How to complete this task =>
Look through the data below. Collect every line where the word "JSON" occurs.

Data provided =>

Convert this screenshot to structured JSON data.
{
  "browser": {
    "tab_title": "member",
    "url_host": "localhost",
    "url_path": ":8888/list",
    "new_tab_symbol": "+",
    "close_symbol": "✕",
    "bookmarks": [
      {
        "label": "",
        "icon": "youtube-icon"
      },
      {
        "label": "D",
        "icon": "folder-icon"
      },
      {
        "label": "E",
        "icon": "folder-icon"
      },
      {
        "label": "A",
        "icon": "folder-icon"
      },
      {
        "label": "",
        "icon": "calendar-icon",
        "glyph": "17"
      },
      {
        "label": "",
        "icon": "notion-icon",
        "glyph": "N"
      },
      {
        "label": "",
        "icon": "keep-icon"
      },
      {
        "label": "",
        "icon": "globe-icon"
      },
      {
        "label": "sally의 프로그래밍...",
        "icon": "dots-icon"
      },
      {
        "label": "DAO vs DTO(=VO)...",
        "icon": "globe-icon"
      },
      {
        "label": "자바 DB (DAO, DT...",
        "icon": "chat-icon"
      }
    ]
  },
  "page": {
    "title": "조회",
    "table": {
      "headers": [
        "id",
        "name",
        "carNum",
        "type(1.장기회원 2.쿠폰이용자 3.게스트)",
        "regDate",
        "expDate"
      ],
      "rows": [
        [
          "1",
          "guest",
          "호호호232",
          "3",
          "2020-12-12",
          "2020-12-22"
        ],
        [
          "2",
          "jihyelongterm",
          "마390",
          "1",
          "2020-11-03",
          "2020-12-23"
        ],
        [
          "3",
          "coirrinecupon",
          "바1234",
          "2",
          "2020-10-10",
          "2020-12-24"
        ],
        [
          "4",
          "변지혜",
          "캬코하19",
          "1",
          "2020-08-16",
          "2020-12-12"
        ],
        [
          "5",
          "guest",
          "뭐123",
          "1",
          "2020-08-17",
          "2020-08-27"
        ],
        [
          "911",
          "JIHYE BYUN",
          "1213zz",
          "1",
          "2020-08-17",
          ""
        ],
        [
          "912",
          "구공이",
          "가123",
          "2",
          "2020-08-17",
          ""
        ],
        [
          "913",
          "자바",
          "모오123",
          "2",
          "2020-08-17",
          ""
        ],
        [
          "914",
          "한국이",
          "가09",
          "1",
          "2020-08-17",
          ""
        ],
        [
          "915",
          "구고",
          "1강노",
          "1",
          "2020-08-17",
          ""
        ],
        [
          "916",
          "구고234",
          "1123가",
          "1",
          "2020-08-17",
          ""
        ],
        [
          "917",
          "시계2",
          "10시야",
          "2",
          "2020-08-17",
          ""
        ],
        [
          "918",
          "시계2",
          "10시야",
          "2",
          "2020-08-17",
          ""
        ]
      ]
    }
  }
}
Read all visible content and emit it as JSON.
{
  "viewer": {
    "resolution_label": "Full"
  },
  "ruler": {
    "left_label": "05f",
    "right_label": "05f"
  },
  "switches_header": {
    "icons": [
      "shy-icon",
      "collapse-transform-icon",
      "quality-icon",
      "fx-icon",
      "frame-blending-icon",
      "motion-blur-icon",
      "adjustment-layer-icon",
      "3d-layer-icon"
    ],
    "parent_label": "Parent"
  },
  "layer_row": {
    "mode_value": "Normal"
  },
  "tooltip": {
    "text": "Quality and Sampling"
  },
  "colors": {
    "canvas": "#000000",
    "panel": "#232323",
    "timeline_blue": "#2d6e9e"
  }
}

Response area =>
Convert this screenshot to structured JSON data.
Read all visible content and emit it as JSON.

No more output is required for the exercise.